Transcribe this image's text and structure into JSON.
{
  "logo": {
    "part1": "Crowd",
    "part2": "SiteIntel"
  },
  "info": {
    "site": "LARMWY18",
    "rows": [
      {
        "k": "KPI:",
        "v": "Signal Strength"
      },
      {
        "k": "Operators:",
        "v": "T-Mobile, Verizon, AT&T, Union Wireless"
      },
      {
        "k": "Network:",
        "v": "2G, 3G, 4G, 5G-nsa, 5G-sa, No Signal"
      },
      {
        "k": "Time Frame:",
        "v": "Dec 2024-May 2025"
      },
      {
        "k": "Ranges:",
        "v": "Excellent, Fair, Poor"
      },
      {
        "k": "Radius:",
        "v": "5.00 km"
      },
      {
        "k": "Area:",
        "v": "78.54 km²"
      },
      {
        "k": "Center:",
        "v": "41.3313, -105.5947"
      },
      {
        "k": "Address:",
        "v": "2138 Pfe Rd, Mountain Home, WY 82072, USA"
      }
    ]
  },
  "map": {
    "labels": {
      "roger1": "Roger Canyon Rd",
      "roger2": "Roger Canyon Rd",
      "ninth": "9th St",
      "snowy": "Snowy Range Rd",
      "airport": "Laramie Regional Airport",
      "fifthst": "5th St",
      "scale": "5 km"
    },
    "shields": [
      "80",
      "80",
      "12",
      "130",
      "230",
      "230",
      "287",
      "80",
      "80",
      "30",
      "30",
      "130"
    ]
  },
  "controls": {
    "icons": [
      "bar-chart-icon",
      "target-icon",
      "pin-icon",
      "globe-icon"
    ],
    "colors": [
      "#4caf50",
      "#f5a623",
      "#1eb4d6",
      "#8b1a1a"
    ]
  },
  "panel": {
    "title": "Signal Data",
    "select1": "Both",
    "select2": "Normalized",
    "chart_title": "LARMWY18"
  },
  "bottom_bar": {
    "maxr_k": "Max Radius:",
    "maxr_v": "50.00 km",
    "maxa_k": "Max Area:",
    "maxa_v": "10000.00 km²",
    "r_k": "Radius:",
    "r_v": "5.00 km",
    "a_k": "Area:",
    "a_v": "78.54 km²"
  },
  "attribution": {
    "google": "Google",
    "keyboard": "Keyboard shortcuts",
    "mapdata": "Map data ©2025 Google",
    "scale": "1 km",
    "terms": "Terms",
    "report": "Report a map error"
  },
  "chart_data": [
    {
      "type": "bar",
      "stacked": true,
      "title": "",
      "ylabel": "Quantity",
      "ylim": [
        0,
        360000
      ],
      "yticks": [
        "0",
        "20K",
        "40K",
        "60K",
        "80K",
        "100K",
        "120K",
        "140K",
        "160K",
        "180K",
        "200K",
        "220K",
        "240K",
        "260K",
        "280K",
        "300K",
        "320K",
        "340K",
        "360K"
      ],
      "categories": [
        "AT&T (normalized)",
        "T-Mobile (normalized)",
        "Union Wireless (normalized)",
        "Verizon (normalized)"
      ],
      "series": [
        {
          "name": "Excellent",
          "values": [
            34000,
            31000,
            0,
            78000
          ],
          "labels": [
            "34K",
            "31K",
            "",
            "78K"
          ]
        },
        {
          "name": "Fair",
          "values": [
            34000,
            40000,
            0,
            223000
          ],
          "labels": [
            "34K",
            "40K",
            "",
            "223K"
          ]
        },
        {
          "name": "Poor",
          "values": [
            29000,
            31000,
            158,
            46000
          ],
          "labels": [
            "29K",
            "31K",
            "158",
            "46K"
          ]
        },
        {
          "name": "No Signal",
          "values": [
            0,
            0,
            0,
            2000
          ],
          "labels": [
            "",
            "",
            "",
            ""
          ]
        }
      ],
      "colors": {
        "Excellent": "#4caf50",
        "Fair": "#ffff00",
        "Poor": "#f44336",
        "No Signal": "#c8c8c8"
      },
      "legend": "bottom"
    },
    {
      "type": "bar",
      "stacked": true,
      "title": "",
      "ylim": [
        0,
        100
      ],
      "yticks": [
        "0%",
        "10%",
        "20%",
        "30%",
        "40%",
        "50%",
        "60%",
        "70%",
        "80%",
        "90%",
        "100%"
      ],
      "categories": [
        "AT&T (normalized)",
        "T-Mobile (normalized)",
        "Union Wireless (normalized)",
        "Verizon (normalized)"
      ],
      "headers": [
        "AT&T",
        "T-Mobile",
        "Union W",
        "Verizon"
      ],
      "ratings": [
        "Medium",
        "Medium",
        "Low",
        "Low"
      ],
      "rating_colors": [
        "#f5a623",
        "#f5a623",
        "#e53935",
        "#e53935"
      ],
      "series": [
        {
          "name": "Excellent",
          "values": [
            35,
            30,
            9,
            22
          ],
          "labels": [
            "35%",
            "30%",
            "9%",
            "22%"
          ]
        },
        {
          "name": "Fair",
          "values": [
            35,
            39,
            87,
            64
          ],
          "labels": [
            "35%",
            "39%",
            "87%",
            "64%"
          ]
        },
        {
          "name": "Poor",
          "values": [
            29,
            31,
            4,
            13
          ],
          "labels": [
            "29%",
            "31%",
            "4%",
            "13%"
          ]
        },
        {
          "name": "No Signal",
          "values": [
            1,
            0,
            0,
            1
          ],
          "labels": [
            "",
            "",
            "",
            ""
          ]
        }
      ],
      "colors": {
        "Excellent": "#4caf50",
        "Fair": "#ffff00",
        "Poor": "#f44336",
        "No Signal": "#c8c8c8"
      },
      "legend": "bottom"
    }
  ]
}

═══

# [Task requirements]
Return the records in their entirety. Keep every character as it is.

# [Written answer]
Transcribe this image's text and structure into JSON.
{
  "logo": {
    "part1": "Crowd",
    "part2": "SiteIntel"
  },
  "info": {
    "site": "LARMWY18",
    "rows": [
      {
        "k": "KPI:",
        "v": "Signal Strength"
      },
      {
        "k": "Operators:",
        "v": "T-Mobile, Verizon, AT&T, Union Wireless"
      },
      {
        "k": "Network:",
        "v": "2G, 3G, 4G, 5G-nsa, 5G-sa, No Signal"
      },
      {
        "k": "Time Frame:",
        "v": "Dec 2024-May 2025"
      },
      {
        "k": "Ranges:",
        "v": "Excellent, Fair, Poor"
      },
      {
        "k": "Radius:",
        "v": "5.00 km"
      },
      {
        "k": "Area:",
        "v": "78.54 km²"
      },
      {
        "k": "Center:",
        "v": "41.3313, -105.5947"
      },
      {
        "k": "Address:",
        "v": "2138 Pfe Rd, Mountain Home, WY 82072, USA"
      }
    ]
  },
  "map": {
    "labels": {
      "roger1": "Roger Canyon Rd",
      "roger2": "Roger Canyon Rd",
      "ninth": "9th St",
      "snowy": "Snowy Range Rd",
      "airport": "Laramie Regional Airport",
      "fifthst": "5th St",
      "scale": "5 km"
    },
    "shields": [
      "80",
      "80",
      "12",
      "130",
      "230",
      "230",
      "287",
      "80",
      "80",
      "30",
      "30",
      "130"
    ]
  },
  "controls": {
    "icons": [
      "bar-chart-icon",
      "target-icon",
      "pin-icon",
      "globe-icon"
    ],
    "colors": [
      "#4caf50",
      "#f5a623",
      "#1eb4d6",
      "#8b1a1a"
    ]
  },
  "panel": {
    "title": "Signal Data",
    "select1": "Both",
    "select2": "Normalized",
    "chart_title": "LARMWY18"
  },
  "bottom_bar": {
    "maxr_k": "Max Radius:",
    "maxr_v": "50.00 km",
    "maxa_k": "Max Area:",
    "maxa_v": "10000.00 km²",
    "r_k": "Radius:",
    "r_v": "5.00 km",
    "a_k": "Area:",
    "a_v": "78.54 km²"
  },
  "attribution": {
    "google": "Google",
    "keyboard": "Keyboard shortcuts",
    "mapdata": "Map data ©2025 Google",
    "scale": "1 km",
    "terms": "Terms",
    "report": "Report a map error"
  },
  "chart_data": [
    {
      "type": "bar",
      "stacked": true,
      "title": "",
      "ylabel": "Quantity",
      "ylim": [
        0,
        360000
      ],
      "yticks": [
        "0",
        "20K",
        "40K",
        "60K",
        "80K",
        "100K",
        "120K",
        "140K",
        "160K",
        "180K",
        "200K",
        "220K",
        "240K",
        "260K",
        "280K",
        "300K",
        "320K",
        "340K",
        "360K"
      ],
      "categories": [
        "AT&T (normalized)",
        "T-Mobile (normalized)",
        "Union Wireless (normalized)",
        "Verizon (normalized)"
      ],
      "series": [
        {
          "name": "Excellent",
          "values": [
            34000,
            31000,
            0,
            78000
          ],
          "labels": [
            "34K",
            "31K",
            "",
            "78K"
          ]
        },
        {
          "name": "Fair",
          "values": [
            34000,
            40000,
            0,
            223000
          ],
          "labels": [
            "34K",
            "40K",
            "",
            "223K"
          ]
        },
        {
          "name": "Poor",
          "values": [
            29000,
            31000,
            158,
            46000
          ],
          "labels": [
            "29K",
            "31K",
            "158",
            "46K"
          ]
        },
        {
          "name": "No Signal",
          "values": [
            0,
            0,
            0,
            2000
          ],
          "labels": [
            "",
            "",
            "",
            ""
          ]
        }
      ],
      "colors": {
        "Excellent": "#4caf50",
        "Fair": "#ffff00",
        "Poor": "#f44336",
        "No Signal": "#c8c8c8"
      },
      "legend": "bottom"
    },
    {
      "type": "bar",
      "stacked": true,
      "title": "",
      "ylim": [
        0,
        100
      ],
      "yticks": [
        "0%",
        "10%",
        "20%",
        "30%",
        "40%",
        "50%",
        "60%",
        "70%",
        "80%",
        "90%",
        "100%"
      ],
      "categories": [
        "AT&T (normalized)",
        "T-Mobile (normalized)",
        "Union Wireless (normalized)",
        "Verizon (normalized)"
      ],
      "headers": [
        "AT&T",
        "T-Mobile",
        "Union W",
        "Verizon"
      ],
      "ratings": [
        "Medium",
        "Medium",
        "Low",
        "Low"
      ],
      "rating_colors": [
        "#f5a623",
        "#f5a623",
        "#e53935",
        "#e53935"
      ],
      "series": [
        {
          "name": "Excellent",
          "values": [
            35,
            30,
            9,
            22
          ],
          "labels": [
            "35%",
            "30%",
            "9%",
            "22%"
          ]
        },
        {
          "name": "Fair",
          "values": [
            35,
            39,
            87,
            64
          ],
          "labels": [
            "35%",
            "39%",
            "87%",
            "64%"
          ]
        },
        {
          "name": "Poor",
          "values": [
            29,
            31,
            4,
            13
          ],
          "labels": [
            "29%",
            "31%",
            "4%",
            "13%"
          ]
        },
        {
          "name": "No Signal",
          "values": [
            1,
            0,
            0,
            1
          ],
          "labels": [
            "",
            "",
            "",
            ""
          ]
        }
      ],
      "colors": {
        "Excellent": "#4caf50",
        "Fair": "#ffff00",
        "Poor": "#f44336",
        "No Signal": "#c8c8c8"
      },
      "legend": "bottom"
    }
  ]
}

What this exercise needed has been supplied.